I did some modification, though. Since I did not have dried apples I used fresh one Granny Smith that I chopped into small pieces (185 grams). Lower the amount of walnuts to 100 grams and instead of buckwheat flour (that I did not have) used bread flour. So it was: 450 g flour, 110 g whole rye flour. I do not have a mixer so I kneaded the dough with hands. After mixing flour, starter, water and salt I used this technique by Bertinet for gluten development (http://www.gourmet.com/magazine/video/2008/03/bertinet_sweetdough). After that I incorporated chopped apple and walnuts. My baking time was shorter than yours. Those were the changes. Other than that I pretty much followed your recipes. I baked the bread in preheated cast iron pan since I still do not have a stone.
Here are the pictures of my bread.
Thanks you a ton for all this beautiful recipes and ideas. !
I made this bread, and it is amazing!! At first I was a bit worried because the amount of nuts and apples seemed too big and it was quite hard to incorporate all of them into the dough. But I really like the end result!
The only change I made was to replace some of water with the cider I used for soaking the apples (and I used dry cider).
I have been following your blog for quite a long time but it is the first time to try a recipe. Thank You!
We enjoyed every last slice of it!
Thank you for sharing.

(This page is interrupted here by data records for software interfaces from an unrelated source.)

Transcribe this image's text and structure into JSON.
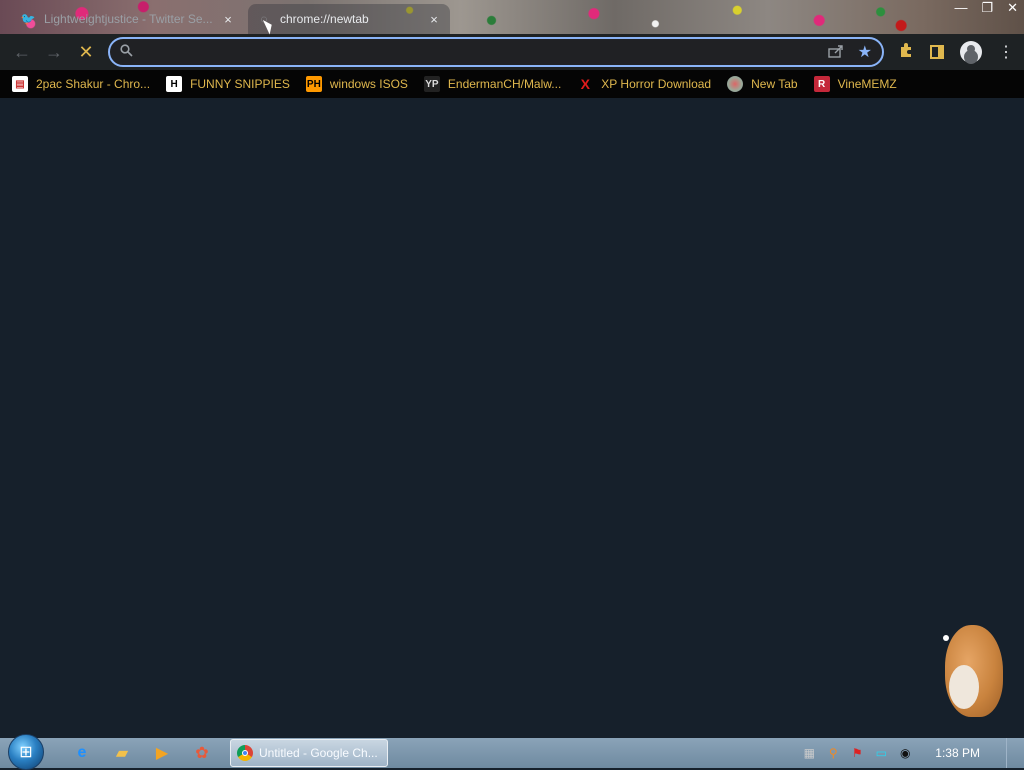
{
  "browser": {
    "tabs": [
      {
        "title": "Lightweightjustice - Twitter Se...",
        "icon": "twitter-icon",
        "close": "×"
      },
      {
        "title": "chrome://newtab",
        "icon": "loading-icon",
        "close": "×"
      }
    ],
    "window_controls": {
      "minimize": "—",
      "maximize": "❐",
      "close": "✕"
    },
    "toolbar": {
      "back": "←",
      "forward": "→",
      "stop": "✕",
      "omnibox": {
        "value": "",
        "placeholder": ""
      },
      "icons": [
        "search-icon",
        "share-icon",
        "star-icon",
        "extensions-icon",
        "side-panel-icon",
        "profile-icon",
        "menu-icon"
      ],
      "menu": "⋮"
    },
    "bookmarks": [
      {
        "label": "2pac Shakur - Chro...",
        "icon": "chrome-store-icon"
      },
      {
        "label": "FUNNY SNIPPIES",
        "icon": "H"
      },
      {
        "label": "windows ISOS",
        "icon": "PH"
      },
      {
        "label": "EndermanCH/Malw...",
        "icon": "YP"
      },
      {
        "label": "XP Horror Download",
        "icon": "X"
      },
      {
        "label": "New Tab",
        "icon": "globe-icon"
      },
      {
        "label": "VineMEMZ",
        "icon": "R"
      }
    ]
  },
  "taskbar": {
    "active_window": "Untitled - Google Ch...",
    "clock": "1:38 PM",
    "pinned": [
      "internet-explorer-icon",
      "explorer-icon",
      "media-player-icon",
      "paint-icon"
    ],
    "tray_icons": [
      "network-icon",
      "search-tray-icon",
      "flag-icon",
      "display-icon",
      "volume-icon"
    ]
  },
  "colors": {
    "accent": "#8ab4f8",
    "bookmark_text": "#e0b84e",
    "page_bg": "#16202b"
  }
}
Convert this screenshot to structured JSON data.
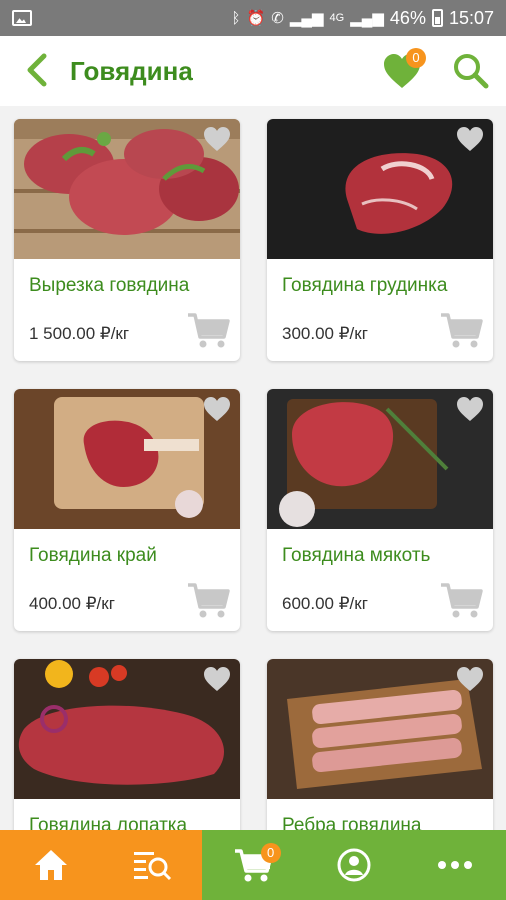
{
  "status_bar": {
    "battery": "46%",
    "time": "15:07",
    "network": "4G"
  },
  "header": {
    "title": "Говядина",
    "favorites_count": "0"
  },
  "products": [
    {
      "name": "Вырезка говядина",
      "price": "1 500.00 ₽/кг",
      "icon": "beef-tenderloin-photo"
    },
    {
      "name": "Говядина грудинка",
      "price": "300.00 ₽/кг",
      "icon": "beef-brisket-photo"
    },
    {
      "name": "Говядина край",
      "price": "400.00 ₽/кг",
      "icon": "beef-rib-steak-photo"
    },
    {
      "name": "Говядина мякоть",
      "price": "600.00 ₽/кг",
      "icon": "beef-flesh-photo"
    },
    {
      "name": "Говядина лопатка",
      "price": "",
      "icon": "beef-shoulder-photo"
    },
    {
      "name": "Ребра говядина",
      "price": "",
      "icon": "beef-ribs-photo"
    }
  ],
  "bottom_nav": {
    "cart_count": "0",
    "items": [
      "home-icon",
      "catalog-search-icon",
      "cart-icon",
      "profile-icon",
      "more-icon"
    ]
  },
  "colors": {
    "green": "#3d8c1e",
    "orange": "#f7941d",
    "light_green": "#6fb23a",
    "status_bar": "#7a7a7a"
  }
}
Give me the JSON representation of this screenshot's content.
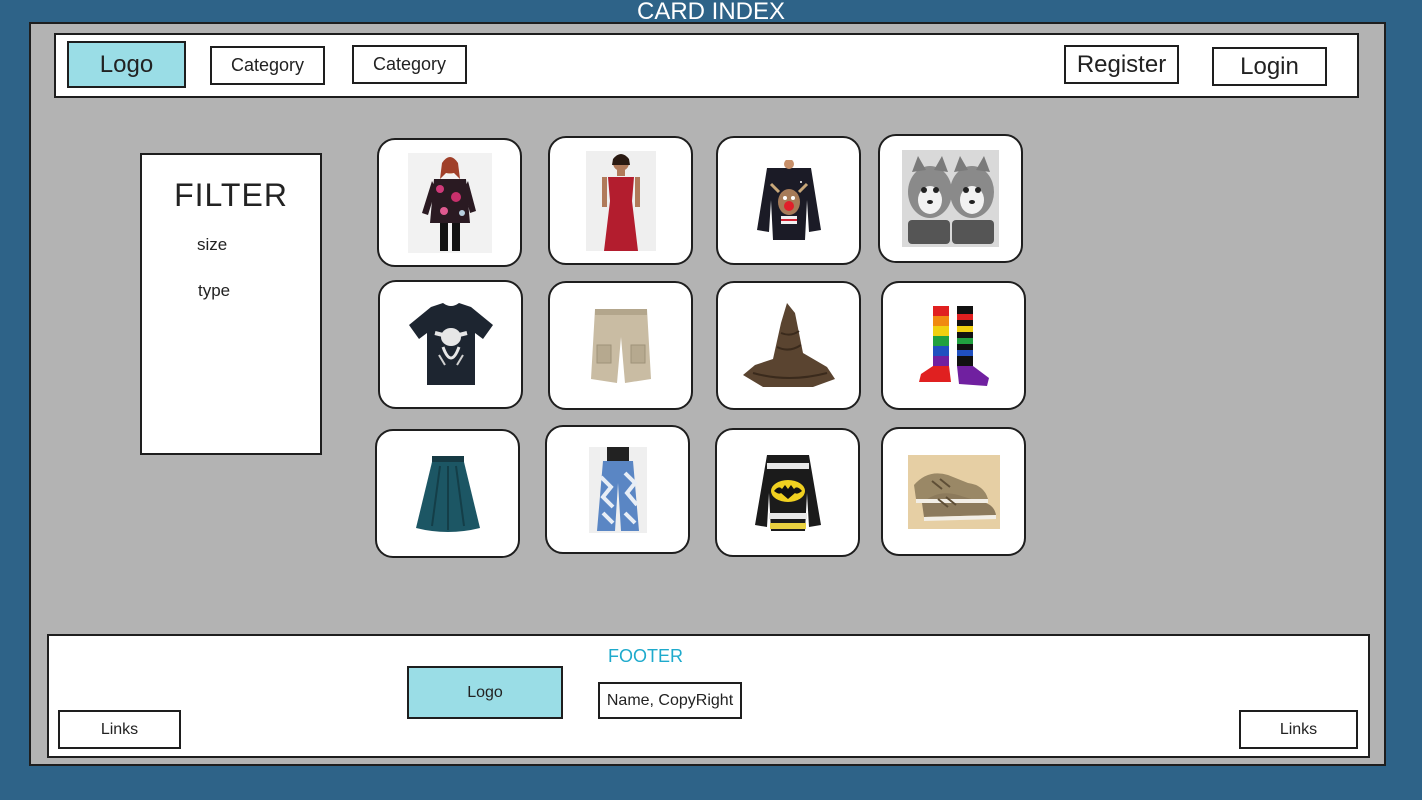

Made this bread for Thanksgiving, it was phenomenal! I used the soaking cider in place of some of the water, The dough was indeed very sticky, but the loaves had great oven spring and were delicious. Thank you!